The best way to prevent these injuries is to replace your window treatments with cordless options. However, as you can imagine, that can be expensive.
If you don’t have the funds to replace all your window treatments, you can put your focus on keeping the cords out of your child’s reach.
An inexpensive alternative is to place a hook on the wall nearby and wind the cord around it, putting it out of reach of your children, but also keeping it organized and accessible to you.
Another part of the home people tend to forget when babyproofing is the windowsill.
Your baby can’t fall through them, get choked by them, or have them break. But windowsills often have sharp corners, and your baby can fall on them, leading to bruises, cuts, and even concussions, depending on how hard they fall.
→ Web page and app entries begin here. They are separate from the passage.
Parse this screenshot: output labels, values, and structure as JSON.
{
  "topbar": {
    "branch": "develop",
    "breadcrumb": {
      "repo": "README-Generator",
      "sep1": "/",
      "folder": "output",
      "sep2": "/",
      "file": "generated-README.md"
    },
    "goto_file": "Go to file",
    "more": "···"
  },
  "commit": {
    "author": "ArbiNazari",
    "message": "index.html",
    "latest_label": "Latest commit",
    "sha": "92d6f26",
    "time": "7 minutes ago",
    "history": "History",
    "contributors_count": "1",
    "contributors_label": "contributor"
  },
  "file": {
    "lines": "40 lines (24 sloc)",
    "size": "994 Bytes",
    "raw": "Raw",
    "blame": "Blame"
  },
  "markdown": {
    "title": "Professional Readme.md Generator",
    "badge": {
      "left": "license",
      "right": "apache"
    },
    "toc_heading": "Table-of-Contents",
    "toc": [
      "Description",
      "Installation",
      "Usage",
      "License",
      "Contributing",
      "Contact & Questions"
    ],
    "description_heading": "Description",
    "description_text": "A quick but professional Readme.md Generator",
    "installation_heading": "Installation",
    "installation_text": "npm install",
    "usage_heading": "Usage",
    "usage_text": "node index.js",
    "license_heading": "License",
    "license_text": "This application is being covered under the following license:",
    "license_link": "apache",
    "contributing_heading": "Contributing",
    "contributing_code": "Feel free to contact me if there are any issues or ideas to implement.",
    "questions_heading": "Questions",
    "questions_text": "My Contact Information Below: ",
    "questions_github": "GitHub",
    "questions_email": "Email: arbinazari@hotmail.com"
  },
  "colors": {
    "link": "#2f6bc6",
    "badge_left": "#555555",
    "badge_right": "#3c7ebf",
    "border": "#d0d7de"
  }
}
To babyproof windowsills, focus on padding the corners. That way if your baby falls, they will have a softer surface to bump into.
Also, pay attention to how high your windowsill is from the ground. Little ones often look at windowsills as great climbing opportunities. Even if you’ve moved furniture and stackable objects out of the area, they can sometimes still climb if the windowsill is low enough.
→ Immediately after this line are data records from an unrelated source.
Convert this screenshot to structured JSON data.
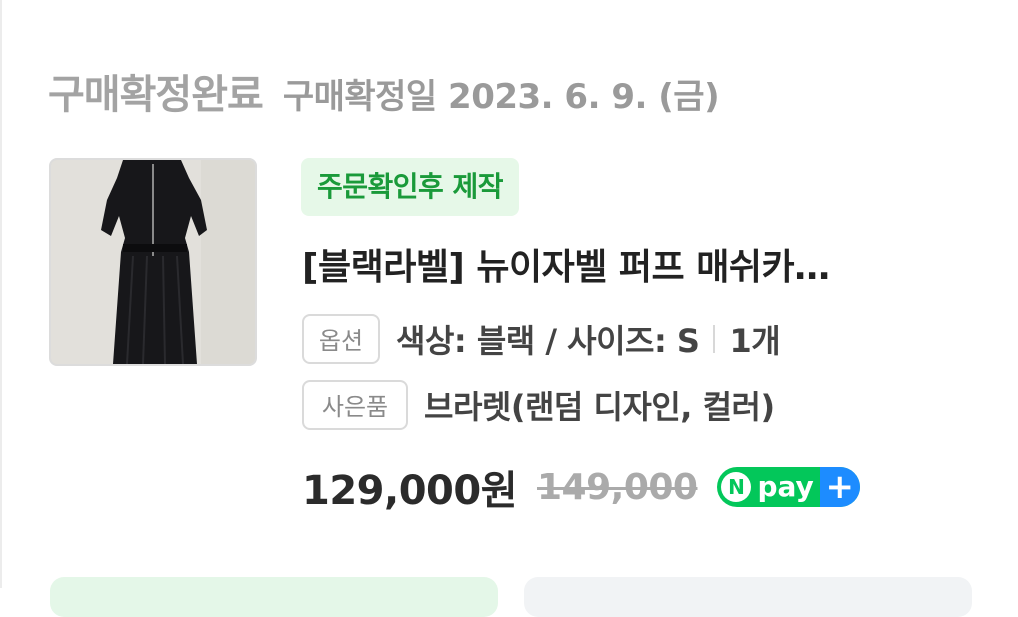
{
  "order": {
    "status": "구매확정완료",
    "confirm_date": "구매확정일 2023. 6. 9. (금)"
  },
  "product": {
    "badge": "주문확인후 제작",
    "title": "[블랙라벨] 뉴이자벨 퍼프 매쉬카…",
    "option_tag": "옵션",
    "option_text": "색상: 블랙 / 사이즈: S",
    "quantity": "1개",
    "gift_tag": "사은품",
    "gift_text": "브라렛(랜덤 디자인, 컬러)",
    "price": "129,000원",
    "original_price": "149,000",
    "npay": {
      "n": "N",
      "label": "pay",
      "plus": "+"
    }
  },
  "colors": {
    "status_gray": "#a3a3a3",
    "badge_green": "#1a9a3a",
    "badge_bg": "#e6f8e8",
    "npay_green": "#03c75a",
    "npay_blue": "#1d8cff"
  },
  "icons": {
    "thumbnail": "product-image-black-dress"
  }
}
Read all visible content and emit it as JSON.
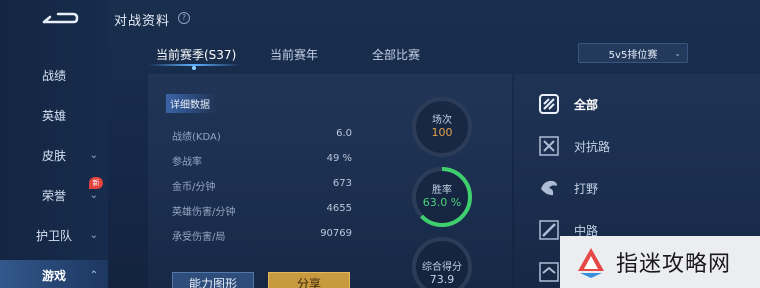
{
  "header": {
    "title": "对战资料",
    "help_glyph": "?"
  },
  "sidebar": {
    "items": [
      {
        "label": "战绩",
        "chevron": ""
      },
      {
        "label": "英雄",
        "chevron": ""
      },
      {
        "label": "皮肤",
        "chevron": "⌄"
      },
      {
        "label": "荣誉",
        "chevron": "⌄",
        "badge": "新"
      },
      {
        "label": "护卫队",
        "chevron": "⌄"
      },
      {
        "label": "游戏",
        "chevron": "⌃"
      }
    ],
    "active_index": 5
  },
  "tabs": [
    {
      "label": "当前赛季(S37)"
    },
    {
      "label": "当前赛年"
    },
    {
      "label": "全部比赛"
    }
  ],
  "mode_select": {
    "value": "5v5排位赛",
    "caret": "⌄"
  },
  "details": {
    "section_label": "详细数据",
    "rows": [
      {
        "label": "战绩(KDA)",
        "value": "6.0"
      },
      {
        "label": "参战率",
        "value": "49 %"
      },
      {
        "label": "金币/分钟",
        "value": "673"
      },
      {
        "label": "英雄伤害/分钟",
        "value": "4655"
      },
      {
        "label": "承受伤害/局",
        "value": "90769"
      }
    ]
  },
  "rings": {
    "matches": {
      "title": "场次",
      "value": "100",
      "value_color": "#e2a34a"
    },
    "winrate": {
      "title": "胜率",
      "value": "63.0 %",
      "value_color": "#4cd37a",
      "fraction": 0.63
    },
    "score": {
      "title": "综合得分",
      "value": "73.9",
      "value_color": "#c7d3e6"
    }
  },
  "buttons": {
    "ability": "能力图形",
    "share": "分享"
  },
  "roles": [
    {
      "label": "全部",
      "icon": "all-roles-icon"
    },
    {
      "label": "对抗路",
      "icon": "clash-lane-icon"
    },
    {
      "label": "打野",
      "icon": "jungle-icon"
    },
    {
      "label": "中路",
      "icon": "mid-lane-icon"
    },
    {
      "label": "",
      "icon": "role-icon"
    }
  ],
  "watermark": {
    "text": "指迷攻略网"
  },
  "colors": {
    "accent": "#5fb0ff",
    "win": "#4cd37a",
    "matches": "#e2a34a",
    "share": "#c79a3f"
  }
}
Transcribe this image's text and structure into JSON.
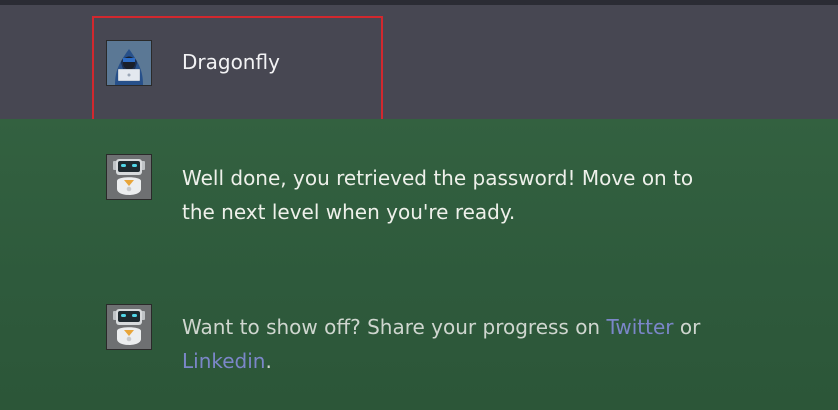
{
  "user_message": {
    "name": "Dragonfly",
    "avatar_icon": "hooded-hacker-avatar-icon"
  },
  "bot_messages": [
    {
      "avatar_icon": "robot-avatar-icon",
      "line1": "Well done, you retrieved the password! Move on to",
      "line2": "the next level when you're ready."
    },
    {
      "avatar_icon": "robot-avatar-icon",
      "text_before": "Want to show off? Share your progress on ",
      "link1": "Twitter",
      "text_middle": " or",
      "link2": "Linkedin",
      "text_after": "."
    }
  ],
  "colors": {
    "user_row_bg": "#474752",
    "bot_bg": "#2f5a3d",
    "highlight_border": "#d2282e",
    "link": "#7b86c8"
  }
}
Unfortunately, there is no real way to keep children from climbing on lower windowsills, so this is where the boundaries and clear-cut rules come into play.
Basement Window Safety
One thing you should consider if you have a basement in your home is if your children have a way to get out of the basement windows in case of fire.
We’ve been focusing on making sure kids can’t escape through windows, but you should also have a window escape route planned if you spend time in your basement.
You should have an alternative exit available in the case of an emergency.
Many city codes require basements to have egress windows or windows large enough to exit or enter in case of an emergency (4). If your basement doesn’t have an egress window, consider adding one in if funds allow.
If you don’t have the funds available, make sure you have a ladder or chair nearby that can be moved to the window if you need to make an emergency escape.
Babyproofing Windows: A Quick Review
Babyproofing your windows isn’t rocket science. In fact, it’s pretty simple to make your windows safe for your baby. Just remember the following steps:
- Identify your windows: The types of windows you have will make a difference in how you babyproof them.
- Spot the hazards: Walk through your house and identify all window hazards. Don’t forget to think about windowsills, blinds, and basement windows as well.
- Consider budget: Your budget will decide if you can do things like placing permanent locks on all your windows or replacing all the window treatments with cordless ones. If you don’t have the budget for these measures, you can explore other options.
- Pick your method: After determining your windows and budget, look at the options available and choose what’s best.
- Review: Did you miss anything, such as objects your child might throw to break the window? Or stackable items they can climb to escape? Now is the time to fix it.